» Directions for this task
Filter the entries, keeping every line with the string "name".

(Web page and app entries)
####################

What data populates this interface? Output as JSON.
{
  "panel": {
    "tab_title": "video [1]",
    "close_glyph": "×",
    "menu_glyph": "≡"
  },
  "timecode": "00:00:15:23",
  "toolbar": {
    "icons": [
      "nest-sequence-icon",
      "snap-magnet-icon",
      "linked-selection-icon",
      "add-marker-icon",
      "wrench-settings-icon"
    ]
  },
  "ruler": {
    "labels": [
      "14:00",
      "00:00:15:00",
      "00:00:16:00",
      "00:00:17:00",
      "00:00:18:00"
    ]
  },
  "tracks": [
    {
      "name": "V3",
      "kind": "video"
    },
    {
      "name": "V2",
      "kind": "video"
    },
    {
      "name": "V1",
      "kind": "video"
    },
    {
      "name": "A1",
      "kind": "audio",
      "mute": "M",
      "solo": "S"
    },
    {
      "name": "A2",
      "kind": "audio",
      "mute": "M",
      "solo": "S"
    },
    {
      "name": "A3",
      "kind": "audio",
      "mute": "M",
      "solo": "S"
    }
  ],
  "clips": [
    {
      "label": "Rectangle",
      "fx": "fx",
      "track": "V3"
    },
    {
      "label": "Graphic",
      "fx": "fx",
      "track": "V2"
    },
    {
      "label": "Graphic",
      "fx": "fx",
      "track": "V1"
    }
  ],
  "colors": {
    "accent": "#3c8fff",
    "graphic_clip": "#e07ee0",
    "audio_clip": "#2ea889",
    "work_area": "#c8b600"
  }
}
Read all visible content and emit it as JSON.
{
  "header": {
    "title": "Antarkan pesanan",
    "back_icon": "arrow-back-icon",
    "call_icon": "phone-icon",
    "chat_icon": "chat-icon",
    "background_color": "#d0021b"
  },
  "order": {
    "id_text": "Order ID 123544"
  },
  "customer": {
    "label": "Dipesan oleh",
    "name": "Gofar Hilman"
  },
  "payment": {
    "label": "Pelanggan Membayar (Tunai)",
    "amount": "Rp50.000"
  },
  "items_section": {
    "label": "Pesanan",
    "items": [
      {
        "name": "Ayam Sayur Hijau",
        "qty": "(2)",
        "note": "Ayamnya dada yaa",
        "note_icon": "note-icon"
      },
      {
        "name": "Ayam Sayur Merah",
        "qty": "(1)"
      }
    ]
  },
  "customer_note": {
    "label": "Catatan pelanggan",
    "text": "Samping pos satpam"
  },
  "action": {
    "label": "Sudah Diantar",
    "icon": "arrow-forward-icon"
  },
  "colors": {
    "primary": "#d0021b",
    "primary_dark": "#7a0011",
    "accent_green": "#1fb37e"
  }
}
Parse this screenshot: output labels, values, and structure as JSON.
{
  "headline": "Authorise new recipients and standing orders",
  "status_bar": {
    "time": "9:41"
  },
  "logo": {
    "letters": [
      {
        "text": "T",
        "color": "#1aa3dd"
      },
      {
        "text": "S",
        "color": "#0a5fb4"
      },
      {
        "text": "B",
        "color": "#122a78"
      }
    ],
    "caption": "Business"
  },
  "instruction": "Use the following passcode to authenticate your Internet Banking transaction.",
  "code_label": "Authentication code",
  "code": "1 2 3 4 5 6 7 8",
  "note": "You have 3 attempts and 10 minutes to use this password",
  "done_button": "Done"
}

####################

» Exercise result
      "name": "V3",
      "name": "V2",
      "name": "V1",
      "name": "A1",
      "name": "A2",
      "name": "A3",
    "name": "Gofar Hilman"
        "name": "Ayam Sayur Hijau",
        "name": "Ayam Sayur Merah",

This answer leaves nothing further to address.